Information section start

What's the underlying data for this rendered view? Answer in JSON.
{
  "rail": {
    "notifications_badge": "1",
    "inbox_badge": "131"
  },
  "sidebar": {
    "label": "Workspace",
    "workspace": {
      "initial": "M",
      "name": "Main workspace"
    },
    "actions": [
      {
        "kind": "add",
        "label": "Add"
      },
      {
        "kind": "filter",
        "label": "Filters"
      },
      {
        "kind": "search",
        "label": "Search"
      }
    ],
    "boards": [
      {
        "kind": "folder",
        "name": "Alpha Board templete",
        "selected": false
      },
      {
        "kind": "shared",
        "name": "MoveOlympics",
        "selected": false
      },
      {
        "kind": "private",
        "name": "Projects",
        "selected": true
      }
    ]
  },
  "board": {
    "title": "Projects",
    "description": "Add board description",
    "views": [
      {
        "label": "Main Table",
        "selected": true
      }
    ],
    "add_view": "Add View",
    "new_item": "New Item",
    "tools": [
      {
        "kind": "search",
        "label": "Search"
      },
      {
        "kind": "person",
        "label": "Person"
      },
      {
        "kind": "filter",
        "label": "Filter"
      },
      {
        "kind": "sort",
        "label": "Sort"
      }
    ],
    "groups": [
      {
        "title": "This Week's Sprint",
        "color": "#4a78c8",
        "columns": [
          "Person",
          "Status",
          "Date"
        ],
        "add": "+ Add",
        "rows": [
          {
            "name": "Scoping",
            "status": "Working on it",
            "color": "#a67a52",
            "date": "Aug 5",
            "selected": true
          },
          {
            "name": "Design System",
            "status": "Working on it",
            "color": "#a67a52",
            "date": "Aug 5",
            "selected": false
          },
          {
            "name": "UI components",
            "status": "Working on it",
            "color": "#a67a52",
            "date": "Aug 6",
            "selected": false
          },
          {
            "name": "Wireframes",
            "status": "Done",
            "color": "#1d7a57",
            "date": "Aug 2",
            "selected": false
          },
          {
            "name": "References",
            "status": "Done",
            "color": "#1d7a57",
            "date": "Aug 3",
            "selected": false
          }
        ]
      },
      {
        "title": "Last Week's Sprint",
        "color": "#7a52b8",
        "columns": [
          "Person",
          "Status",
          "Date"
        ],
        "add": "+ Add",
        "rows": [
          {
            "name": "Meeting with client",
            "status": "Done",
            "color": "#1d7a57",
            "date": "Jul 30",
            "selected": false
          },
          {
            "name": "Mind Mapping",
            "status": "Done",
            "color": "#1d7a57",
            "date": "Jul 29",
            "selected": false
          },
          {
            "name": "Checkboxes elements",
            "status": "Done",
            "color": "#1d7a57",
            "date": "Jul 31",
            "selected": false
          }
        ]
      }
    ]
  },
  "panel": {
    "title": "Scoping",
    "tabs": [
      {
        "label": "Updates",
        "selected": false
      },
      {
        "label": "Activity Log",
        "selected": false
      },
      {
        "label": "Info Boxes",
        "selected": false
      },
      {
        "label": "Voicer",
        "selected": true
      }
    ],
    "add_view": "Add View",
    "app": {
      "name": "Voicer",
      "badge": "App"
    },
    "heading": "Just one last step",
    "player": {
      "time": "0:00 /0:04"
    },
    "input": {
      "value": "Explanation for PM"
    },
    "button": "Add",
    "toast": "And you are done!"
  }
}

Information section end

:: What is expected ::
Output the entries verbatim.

:: Written reply ::
What's the underlying data for this rendered view? Answer in JSON.
{
  "rail": {
    "notifications_badge": "1",
    "inbox_badge": "131"
  },
  "sidebar": {
    "label": "Workspace",
    "workspace": {
      "initial": "M",
      "name": "Main workspace"
    },
    "actions": [
      {
        "kind": "add",
        "label": "Add"
      },
      {
        "kind": "filter",
        "label": "Filters"
      },
      {
        "kind": "search",
        "label": "Search"
      }
    ],
    "boards": [
      {
        "kind": "folder",
        "name": "Alpha Board templete",
        "selected": false
      },
      {
        "kind": "shared",
        "name": "MoveOlympics",
        "selected": false
      },
      {
        "kind": "private",
        "name": "Projects",
        "selected": true
      }
    ]
  },
  "board": {
    "title": "Projects",
    "description": "Add board description",
    "views": [
      {
        "label": "Main Table",
        "selected": true
      }
    ],
    "add_view": "Add View",
    "new_item": "New Item",
    "tools": [
      {
        "kind": "search",
        "label": "Search"
      },
      {
        "kind": "person",
        "label": "Person"
      },
      {
        "kind": "filter",
        "label": "Filter"
      },
      {
        "kind": "sort",
        "label": "Sort"
      }
    ],
    "groups": [
      {
        "title": "This Week's Sprint",
        "color": "#4a78c8",
        "columns": [
          "Person",
          "Status",
          "Date"
        ],
        "add": "+ Add",
        "rows": [
          {
            "name": "Scoping",
            "status": "Working on it",
            "color": "#a67a52",
            "date": "Aug 5",
            "selected": true
          },
          {
            "name": "Design System",
            "status": "Working on it",
            "color": "#a67a52",
            "date": "Aug 5",
            "selected": false
          },
          {
            "name": "UI components",
            "status": "Working on it",
            "color": "#a67a52",
            "date": "Aug 6",
            "selected": false
          },
          {
            "name": "Wireframes",
            "status": "Done",
            "color": "#1d7a57",
            "date": "Aug 2",
            "selected": false
          },
          {
            "name": "References",
            "status": "Done",
            "color": "#1d7a57",
            "date": "Aug 3",
            "selected": false
          }
        ]
      },
      {
        "title": "Last Week's Sprint",
        "color": "#7a52b8",
        "columns": [
          "Person",
          "Status",
          "Date"
        ],
        "add": "+ Add",
        "rows": [
          {
            "name": "Meeting with client",
            "status": "Done",
            "color": "#1d7a57",
            "date": "Jul 30",
            "selected": false
          },
          {
            "name": "Mind Mapping",
            "status": "Done",
            "color": "#1d7a57",
            "date": "Jul 29",
            "selected": false
          },
          {
            "name": "Checkboxes elements",
            "status": "Done",
            "color": "#1d7a57",
            "date": "Jul 31",
            "selected": false
          }
        ]
      }
    ]
  },
  "panel": {
    "title": "Scoping",
    "tabs": [
      {
        "label": "Updates",
        "selected": false
      },
      {
        "label": "Activity Log",
        "selected": false
      },
      {
        "label": "Info Boxes",
        "selected": false
      },
      {
        "label": "Voicer",
        "selected": true
      }
    ],
    "add_view": "Add View",
    "app": {
      "name": "Voicer",
      "badge": "App"
    },
    "heading": "Just one last step",
    "player": {
      "time": "0:00 /0:04"
    },
    "input": {
      "value": "Explanation for PM"
    },
    "button": "Add",
    "toast": "And you are done!"
  }
}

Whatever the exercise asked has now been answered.